The fall 2018 newsletter highlights the outstanding work of the twenty-one GCAC college advisers who are increasing opportunites for 4,543 high school seniors this year. This adviser-produced newsletter is just one more way that GCAC college advisers leverage their time and skills to address issues of college access. Highlights are listed below.
Georgia College Advising Corps News
BEGINNING IN 2009 with four advisers, the Georgia College Advising Corps (GCAC)—an outreach program of the IHE—has grown to include twenty-one advisers embedded in sixteen high schools. The advisers assist students through the complex college admissions process to increase the number of matriculants from low-income, first-generation, or other historically underrepresented backgrounds.
In addition to being an IHE alumna, Yarbrah served for six years as program director for the Georgia College Advising Corps (GCAC), an outreach program of UGA's Institute of Higher Education.
In her new national role, she will support current programs in Georgia and South Carolina (including GCAC) and assist with the onboarding of new programs across the country.
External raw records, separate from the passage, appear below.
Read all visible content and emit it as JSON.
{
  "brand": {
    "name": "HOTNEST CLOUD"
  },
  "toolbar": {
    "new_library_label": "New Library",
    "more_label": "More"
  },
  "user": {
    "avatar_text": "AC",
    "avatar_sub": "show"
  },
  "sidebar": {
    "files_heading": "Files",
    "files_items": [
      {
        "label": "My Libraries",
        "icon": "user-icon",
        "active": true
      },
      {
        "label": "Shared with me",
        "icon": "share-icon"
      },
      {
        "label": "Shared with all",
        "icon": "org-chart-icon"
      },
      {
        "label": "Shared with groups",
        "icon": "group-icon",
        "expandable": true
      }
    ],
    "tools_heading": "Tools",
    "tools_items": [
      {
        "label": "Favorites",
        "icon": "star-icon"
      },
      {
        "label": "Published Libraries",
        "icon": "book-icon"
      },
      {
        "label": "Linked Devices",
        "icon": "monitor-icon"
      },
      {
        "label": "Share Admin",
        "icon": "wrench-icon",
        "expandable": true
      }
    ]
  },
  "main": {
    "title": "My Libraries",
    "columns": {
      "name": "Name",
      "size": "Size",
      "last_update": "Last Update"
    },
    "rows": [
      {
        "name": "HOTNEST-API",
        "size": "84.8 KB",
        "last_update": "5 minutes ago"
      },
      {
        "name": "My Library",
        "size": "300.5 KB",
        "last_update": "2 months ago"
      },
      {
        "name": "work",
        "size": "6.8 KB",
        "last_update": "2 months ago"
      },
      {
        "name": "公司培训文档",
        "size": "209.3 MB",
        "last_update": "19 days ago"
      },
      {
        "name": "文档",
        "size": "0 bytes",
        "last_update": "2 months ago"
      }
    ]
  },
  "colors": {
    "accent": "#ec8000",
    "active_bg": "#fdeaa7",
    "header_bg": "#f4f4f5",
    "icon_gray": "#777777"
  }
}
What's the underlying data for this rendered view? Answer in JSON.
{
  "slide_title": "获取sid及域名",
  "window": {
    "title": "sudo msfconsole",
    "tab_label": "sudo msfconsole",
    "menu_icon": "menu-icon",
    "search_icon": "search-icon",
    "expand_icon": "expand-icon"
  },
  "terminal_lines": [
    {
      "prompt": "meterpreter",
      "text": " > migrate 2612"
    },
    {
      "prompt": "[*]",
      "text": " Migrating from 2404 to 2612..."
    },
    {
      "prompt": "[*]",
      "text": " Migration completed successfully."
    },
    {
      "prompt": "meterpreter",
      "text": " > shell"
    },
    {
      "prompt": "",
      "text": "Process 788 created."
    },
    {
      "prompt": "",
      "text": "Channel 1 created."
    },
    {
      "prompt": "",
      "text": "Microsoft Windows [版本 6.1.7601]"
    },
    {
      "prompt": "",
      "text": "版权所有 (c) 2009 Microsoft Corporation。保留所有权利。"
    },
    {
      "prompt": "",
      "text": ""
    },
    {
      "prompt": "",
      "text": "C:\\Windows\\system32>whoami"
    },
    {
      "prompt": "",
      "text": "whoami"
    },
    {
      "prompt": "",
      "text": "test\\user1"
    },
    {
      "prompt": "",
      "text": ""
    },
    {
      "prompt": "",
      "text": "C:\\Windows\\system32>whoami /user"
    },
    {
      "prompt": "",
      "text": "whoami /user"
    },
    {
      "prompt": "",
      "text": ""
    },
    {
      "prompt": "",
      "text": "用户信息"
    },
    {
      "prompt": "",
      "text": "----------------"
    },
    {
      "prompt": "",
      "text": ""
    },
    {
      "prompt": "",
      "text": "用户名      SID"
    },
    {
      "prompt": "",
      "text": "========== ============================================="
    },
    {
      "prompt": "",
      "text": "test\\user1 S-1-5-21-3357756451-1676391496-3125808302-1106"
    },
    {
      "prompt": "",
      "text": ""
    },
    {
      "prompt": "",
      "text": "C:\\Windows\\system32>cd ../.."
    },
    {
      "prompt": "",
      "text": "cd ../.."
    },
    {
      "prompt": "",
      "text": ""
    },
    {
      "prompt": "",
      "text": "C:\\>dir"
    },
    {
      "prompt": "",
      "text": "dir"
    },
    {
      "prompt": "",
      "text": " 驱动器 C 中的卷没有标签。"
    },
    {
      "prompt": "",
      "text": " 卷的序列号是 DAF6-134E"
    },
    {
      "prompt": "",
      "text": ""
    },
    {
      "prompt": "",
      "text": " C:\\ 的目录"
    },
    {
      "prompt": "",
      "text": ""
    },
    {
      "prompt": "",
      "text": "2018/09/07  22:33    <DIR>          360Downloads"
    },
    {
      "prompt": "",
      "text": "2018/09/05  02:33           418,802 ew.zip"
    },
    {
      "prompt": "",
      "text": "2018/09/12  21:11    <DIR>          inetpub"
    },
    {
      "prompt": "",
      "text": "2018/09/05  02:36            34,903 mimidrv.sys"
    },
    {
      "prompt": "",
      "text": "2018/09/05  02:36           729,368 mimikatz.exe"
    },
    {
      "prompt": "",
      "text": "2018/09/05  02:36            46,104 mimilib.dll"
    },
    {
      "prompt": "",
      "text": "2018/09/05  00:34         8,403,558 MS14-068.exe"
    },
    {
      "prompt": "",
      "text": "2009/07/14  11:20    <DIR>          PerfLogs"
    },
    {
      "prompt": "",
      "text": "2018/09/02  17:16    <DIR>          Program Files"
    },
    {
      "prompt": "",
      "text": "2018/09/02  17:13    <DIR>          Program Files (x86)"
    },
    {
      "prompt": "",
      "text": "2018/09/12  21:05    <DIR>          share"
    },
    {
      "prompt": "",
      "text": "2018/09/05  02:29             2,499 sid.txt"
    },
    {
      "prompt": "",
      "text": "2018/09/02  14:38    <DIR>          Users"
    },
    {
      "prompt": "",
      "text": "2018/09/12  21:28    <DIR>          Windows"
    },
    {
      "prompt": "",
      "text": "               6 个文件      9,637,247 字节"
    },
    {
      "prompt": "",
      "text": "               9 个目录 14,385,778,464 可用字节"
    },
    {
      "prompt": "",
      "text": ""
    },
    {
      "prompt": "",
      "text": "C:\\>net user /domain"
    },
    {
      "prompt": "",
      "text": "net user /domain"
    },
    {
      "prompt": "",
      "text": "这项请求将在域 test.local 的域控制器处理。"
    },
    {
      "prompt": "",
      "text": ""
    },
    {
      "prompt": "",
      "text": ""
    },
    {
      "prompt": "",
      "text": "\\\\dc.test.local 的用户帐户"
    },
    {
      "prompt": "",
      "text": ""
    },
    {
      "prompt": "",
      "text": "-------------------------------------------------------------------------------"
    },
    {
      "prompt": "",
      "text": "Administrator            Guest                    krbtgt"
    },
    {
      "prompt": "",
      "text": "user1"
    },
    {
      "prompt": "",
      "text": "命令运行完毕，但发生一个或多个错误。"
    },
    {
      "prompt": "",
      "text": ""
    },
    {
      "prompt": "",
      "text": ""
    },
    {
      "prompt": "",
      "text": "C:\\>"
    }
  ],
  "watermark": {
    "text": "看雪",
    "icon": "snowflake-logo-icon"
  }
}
Yarbrah says, “My goal is to help programs increase their impact so they can help more underserved students achieve their dreams of attending and graduating from college.”
Robinson has served as the program coordinator of GCAC since May 2017, and over the past year, Robinson was instrumental in strengthening program recruitment, logistics and communications.
In her new role as director, Robinson oversees GCAC program development and evaluation, supervises the near-peer advisers, and coordinates with the participating high schools and other GCAC partners. She also assumes responsibility for grant writing, program promotion, fundraising and budget management.
The Georgia College Advising Corps (GCAC) — an outreach program of the University’s Institute of Higher Education — is a college access program that works to help low-income, first-generation and underrepresented students enter college. GCAC helps students find their way to college by placing well-trained recent college graduates in high schools to work one-on-one with students as they navigate the college admissions process, including researching college options, completing applications and applying for financial aid.
The work of IHE’s Georgia College Advising Corps in helping underserved students apply for college was noted in a recent entry on the Washington Post’s “Answer Sheet” blog. Local education activist Bertis Downs penned an opinion piece, posted on Oct. 29, citing “good ideas” that are proving effective in Athens public schools – among them the placing, through GCAC, of a recent college graduate in Clarke Central High School to advise and assist students in preparing for college.
The Georgia College Advising Corps met July 7-August 1 for training at UGA. The group participated in workshops at the Institute of Higher Education before a week of traveling the state to visit diverse college campuses.
This year’s advisers are Ashley Hollins, Tenisha Peterson, Chelsea Smith, Silki Modi, Melanie Harper, Andrea Green, Gianna Medina, Shayla McGlothan, Tanacia Lovence, Bri Hart, Jasman Ware, Shaquila Wise, Olivia Knight, Darnell Shelton. Amber Aucoin, Austin Lyke, Chris Farr, and Victor Onukwuli
The Georgia College Advising Corps–a college-access program sponsored by the Institute of Higher Education–continues to expand its reach and pile up impressive statistics in its efforts to assist low-income and underrepresented students get to college. In 2015-2016, GCAC will serve 14 high schools in six school districts with a total of 17,230 students.
“GCAC is a wonderful example of UGA giving back to the state and to schools and to underserved students in Georgia.”
The Georgia College Advising Corps (GCAC) has recently expanded to sixteen high schools in Georgia. Thanks to a generous commitment from The Robert Woodruff Foundation and other sponsors, funds will enable the GCAC to quadruple its presence in the state.
“Mr. Carty, I just want to go to college. My parents came to this country so I could go to college. It doesn’t matter where I go. I just want to go.”